That said, it should be fine for a good long while. The simulations found that there’s only a six percent chance it hits Earth in the next million years. The next likeliest target isn’t Mars, as you might expect, but rather our other neighbor, Venus, with which there’s a 2.5 percent chance of collision. The simulation found several close calls with the red planet, but the Roadster never impacted Mars, though it did hit the sun in exactly one of the simulations.

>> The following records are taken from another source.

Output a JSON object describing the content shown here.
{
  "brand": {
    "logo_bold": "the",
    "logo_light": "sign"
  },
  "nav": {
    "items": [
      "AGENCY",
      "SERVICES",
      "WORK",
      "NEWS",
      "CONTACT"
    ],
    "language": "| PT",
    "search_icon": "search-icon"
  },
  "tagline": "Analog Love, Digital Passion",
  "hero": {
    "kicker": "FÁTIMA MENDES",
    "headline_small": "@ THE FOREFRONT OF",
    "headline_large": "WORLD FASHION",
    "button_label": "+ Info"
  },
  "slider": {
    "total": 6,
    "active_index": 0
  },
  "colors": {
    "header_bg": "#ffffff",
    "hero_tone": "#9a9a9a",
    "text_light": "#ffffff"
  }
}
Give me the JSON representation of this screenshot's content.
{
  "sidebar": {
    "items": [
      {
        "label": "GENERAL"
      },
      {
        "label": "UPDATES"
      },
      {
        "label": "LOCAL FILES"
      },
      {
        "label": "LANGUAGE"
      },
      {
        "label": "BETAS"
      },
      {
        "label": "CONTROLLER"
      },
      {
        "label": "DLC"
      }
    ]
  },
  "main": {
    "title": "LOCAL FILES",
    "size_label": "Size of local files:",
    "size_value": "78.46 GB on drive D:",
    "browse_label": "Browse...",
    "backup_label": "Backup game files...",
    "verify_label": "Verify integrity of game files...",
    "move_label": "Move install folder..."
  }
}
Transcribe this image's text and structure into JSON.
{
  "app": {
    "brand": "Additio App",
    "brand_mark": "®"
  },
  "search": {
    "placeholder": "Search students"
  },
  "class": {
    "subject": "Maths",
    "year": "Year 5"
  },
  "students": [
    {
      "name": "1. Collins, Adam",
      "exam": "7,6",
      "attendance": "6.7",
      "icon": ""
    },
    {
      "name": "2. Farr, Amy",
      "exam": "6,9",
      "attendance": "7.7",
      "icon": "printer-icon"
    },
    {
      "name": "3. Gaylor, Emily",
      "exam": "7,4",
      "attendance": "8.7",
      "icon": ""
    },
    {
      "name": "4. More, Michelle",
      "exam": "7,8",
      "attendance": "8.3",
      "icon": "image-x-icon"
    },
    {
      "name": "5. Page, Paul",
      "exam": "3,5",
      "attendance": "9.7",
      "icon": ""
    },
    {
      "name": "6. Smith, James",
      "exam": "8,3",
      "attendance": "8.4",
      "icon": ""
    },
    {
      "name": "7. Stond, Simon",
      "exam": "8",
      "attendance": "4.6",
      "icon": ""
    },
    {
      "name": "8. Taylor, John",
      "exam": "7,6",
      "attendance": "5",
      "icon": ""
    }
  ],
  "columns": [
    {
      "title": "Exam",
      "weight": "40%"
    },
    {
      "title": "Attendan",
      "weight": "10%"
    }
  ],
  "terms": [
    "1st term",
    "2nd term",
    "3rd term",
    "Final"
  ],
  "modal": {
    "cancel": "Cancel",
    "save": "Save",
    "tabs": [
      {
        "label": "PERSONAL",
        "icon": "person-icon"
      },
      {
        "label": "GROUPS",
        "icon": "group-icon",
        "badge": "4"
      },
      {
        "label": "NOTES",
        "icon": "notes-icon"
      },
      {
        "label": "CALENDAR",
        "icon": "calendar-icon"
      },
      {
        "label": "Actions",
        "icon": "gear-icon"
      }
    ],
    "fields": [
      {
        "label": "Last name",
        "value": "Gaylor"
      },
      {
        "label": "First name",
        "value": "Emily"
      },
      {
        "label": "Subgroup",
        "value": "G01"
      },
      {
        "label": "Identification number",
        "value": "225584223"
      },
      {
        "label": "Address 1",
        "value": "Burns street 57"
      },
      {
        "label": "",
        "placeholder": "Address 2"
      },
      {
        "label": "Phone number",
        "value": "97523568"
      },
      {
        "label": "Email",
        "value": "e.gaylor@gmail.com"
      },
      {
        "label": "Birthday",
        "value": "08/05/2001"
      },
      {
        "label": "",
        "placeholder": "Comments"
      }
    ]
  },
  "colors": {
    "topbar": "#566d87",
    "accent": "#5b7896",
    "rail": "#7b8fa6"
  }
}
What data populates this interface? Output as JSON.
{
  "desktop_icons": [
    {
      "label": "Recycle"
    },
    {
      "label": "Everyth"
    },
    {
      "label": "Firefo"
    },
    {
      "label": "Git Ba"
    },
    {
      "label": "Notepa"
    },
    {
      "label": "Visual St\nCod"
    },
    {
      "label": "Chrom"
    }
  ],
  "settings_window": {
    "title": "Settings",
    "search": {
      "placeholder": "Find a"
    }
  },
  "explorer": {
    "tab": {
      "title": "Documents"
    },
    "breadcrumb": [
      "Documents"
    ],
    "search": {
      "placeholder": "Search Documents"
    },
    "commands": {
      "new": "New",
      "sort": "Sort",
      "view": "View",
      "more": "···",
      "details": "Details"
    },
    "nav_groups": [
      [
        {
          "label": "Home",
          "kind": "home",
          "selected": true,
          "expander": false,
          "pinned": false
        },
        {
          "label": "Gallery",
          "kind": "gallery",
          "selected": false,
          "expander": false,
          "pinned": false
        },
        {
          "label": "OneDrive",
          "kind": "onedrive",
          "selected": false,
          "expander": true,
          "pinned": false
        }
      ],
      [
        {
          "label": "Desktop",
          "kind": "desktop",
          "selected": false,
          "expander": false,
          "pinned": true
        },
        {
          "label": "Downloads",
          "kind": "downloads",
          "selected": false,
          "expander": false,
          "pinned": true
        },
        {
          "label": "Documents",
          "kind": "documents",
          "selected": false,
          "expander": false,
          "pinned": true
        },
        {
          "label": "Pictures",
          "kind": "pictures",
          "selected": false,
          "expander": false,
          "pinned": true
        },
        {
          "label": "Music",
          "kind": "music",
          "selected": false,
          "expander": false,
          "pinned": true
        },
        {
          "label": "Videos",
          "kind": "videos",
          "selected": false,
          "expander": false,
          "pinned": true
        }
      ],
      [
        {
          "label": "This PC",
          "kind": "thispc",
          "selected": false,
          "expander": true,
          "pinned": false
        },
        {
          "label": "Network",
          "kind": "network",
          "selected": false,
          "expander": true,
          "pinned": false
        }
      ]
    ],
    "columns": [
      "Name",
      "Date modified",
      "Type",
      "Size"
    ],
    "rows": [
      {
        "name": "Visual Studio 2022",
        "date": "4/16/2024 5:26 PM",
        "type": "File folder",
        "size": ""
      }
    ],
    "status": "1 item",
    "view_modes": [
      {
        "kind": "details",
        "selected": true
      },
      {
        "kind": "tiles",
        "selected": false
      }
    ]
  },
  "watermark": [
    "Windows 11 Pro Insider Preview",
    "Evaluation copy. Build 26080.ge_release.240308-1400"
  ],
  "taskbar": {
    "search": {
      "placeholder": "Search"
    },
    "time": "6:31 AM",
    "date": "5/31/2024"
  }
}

The odds of eventual collision only go up with time, but more slowly after that. It’s still only an 11 percent chance of collision with Earth in the next 3 million years. The paper calculates a half-life for the Roadster of about 20 millions years before it eventually hits something, with Earth remaining the likeliest target of the bunch. If and when the Roadster does hit Earth, don’t expect it to make too much of an impression. It’s small enough that it would just burn up in reentry.

Though the simulations didn’t turn up anything in the first 3 million years, it’s possible it will eventually hit Mars. That would surely be the most appropriate destination, irrespective of whether any descendants of Elon Musk’s planned Martian settlement are around to witness the show.